Problem statement —
Work through the data below and copy out every line where "date" is found.

Records from a dataset —

++++++++++

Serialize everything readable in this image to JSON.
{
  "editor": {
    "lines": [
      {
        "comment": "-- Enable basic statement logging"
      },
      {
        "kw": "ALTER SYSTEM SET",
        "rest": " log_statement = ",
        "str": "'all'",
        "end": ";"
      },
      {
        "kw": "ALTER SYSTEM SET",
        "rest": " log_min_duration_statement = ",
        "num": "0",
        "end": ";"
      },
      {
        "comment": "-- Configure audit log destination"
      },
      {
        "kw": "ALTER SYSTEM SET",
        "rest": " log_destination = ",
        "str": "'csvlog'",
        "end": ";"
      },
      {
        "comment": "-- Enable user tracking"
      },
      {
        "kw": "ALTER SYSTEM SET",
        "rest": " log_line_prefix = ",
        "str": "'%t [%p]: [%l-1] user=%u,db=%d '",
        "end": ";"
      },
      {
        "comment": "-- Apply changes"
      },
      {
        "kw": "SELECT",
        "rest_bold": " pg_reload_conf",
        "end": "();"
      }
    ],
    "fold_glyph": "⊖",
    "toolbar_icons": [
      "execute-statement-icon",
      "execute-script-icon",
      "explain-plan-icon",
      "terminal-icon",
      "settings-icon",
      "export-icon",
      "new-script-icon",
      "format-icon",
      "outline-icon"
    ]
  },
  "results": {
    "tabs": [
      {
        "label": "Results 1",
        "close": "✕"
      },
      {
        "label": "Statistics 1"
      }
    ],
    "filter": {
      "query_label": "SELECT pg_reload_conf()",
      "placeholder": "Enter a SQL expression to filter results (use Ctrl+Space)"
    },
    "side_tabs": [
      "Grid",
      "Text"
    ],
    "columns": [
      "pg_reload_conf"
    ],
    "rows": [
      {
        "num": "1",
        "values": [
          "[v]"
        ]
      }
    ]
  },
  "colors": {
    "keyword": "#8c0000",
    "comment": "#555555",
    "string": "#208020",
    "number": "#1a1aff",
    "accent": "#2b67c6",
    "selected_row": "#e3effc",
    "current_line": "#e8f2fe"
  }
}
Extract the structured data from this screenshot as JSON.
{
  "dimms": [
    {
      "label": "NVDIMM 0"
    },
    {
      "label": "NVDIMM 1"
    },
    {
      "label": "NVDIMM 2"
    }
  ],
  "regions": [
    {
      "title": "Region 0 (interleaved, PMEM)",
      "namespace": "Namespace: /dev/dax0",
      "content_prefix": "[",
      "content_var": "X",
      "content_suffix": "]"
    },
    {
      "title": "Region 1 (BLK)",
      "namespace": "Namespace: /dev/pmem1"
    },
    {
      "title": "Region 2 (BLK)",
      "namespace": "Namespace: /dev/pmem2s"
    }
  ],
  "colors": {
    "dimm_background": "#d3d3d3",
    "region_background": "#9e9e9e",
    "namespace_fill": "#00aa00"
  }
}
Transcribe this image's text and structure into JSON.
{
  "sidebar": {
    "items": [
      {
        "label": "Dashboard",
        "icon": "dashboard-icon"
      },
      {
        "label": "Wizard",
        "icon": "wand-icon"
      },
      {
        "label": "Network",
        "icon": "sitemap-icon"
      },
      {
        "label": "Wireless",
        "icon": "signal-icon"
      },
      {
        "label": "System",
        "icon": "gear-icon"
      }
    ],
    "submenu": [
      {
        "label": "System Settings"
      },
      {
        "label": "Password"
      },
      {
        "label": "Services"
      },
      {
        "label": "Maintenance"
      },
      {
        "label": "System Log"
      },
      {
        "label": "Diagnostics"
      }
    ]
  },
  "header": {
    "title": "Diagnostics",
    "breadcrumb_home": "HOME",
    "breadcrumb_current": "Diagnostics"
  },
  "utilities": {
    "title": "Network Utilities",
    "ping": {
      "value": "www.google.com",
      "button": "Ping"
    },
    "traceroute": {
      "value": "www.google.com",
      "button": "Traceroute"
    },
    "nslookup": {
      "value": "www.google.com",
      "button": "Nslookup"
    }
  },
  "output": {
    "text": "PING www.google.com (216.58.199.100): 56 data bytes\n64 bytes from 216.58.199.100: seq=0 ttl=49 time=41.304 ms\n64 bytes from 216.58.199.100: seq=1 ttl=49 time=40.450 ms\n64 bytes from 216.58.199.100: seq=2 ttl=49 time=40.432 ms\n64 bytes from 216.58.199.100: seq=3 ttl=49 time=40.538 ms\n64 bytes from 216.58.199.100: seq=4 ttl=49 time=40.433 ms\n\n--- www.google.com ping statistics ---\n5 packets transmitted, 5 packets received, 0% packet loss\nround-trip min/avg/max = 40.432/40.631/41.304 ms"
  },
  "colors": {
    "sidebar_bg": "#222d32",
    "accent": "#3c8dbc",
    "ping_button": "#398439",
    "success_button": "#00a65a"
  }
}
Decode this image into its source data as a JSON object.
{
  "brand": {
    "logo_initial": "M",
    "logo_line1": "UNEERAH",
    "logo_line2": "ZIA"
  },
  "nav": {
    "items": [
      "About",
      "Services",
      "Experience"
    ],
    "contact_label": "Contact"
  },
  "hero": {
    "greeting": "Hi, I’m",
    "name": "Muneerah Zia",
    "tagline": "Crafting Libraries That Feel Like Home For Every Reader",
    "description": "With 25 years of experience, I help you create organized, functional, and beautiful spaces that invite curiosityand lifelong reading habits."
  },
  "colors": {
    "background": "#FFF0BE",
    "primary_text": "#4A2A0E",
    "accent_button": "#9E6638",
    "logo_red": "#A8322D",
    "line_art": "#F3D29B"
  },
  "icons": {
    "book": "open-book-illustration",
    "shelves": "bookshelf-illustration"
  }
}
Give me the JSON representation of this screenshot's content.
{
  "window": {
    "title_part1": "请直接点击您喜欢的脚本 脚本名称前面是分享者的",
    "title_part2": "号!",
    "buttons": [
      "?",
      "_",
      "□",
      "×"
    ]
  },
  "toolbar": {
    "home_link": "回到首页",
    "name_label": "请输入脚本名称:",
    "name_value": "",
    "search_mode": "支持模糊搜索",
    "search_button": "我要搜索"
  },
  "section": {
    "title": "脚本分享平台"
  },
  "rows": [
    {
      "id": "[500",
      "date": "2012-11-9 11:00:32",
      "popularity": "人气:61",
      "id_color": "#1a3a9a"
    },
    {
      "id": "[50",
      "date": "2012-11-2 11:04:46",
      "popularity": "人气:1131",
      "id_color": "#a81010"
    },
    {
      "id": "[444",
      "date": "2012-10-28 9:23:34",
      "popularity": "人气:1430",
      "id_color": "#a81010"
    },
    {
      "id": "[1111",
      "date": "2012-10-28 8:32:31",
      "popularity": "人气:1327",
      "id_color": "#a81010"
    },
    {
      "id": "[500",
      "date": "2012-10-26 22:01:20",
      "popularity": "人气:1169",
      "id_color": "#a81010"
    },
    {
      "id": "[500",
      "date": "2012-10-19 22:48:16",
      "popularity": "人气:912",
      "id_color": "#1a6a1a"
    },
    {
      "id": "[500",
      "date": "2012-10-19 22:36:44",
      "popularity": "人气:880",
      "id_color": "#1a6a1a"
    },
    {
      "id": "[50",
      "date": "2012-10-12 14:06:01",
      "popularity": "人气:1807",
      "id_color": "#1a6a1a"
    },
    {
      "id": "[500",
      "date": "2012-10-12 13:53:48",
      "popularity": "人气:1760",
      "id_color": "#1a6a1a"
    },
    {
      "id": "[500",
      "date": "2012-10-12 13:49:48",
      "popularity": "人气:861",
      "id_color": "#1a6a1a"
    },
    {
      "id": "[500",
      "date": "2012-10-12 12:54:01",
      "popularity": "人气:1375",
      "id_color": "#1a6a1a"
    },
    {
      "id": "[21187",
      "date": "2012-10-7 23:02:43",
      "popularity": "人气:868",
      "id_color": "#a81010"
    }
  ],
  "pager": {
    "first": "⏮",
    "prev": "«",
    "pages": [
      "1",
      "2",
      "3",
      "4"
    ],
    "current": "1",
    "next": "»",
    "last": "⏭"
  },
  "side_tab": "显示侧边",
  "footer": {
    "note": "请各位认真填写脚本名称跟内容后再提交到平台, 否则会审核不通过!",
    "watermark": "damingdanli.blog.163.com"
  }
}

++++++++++

Task result —
      "date": "2012-11-9 11:00:32",
      "date": "2012-11-2 11:04:46",
      "date": "2012-10-28 9:23:34",
      "date": "2012-10-28 8:32:31",
      "date": "2012-10-26 22:01:20",
      "date": "2012-10-19 22:48:16",
      "date": "2012-10-19 22:36:44",
      "date": "2012-10-12 14:06:01",
      "date": "2012-10-12 13:53:48",
      "date": "2012-10-12 13:49:48",
      "date": "2012-10-12 12:54:01",
      "date": "2012-10-7 23:02:43",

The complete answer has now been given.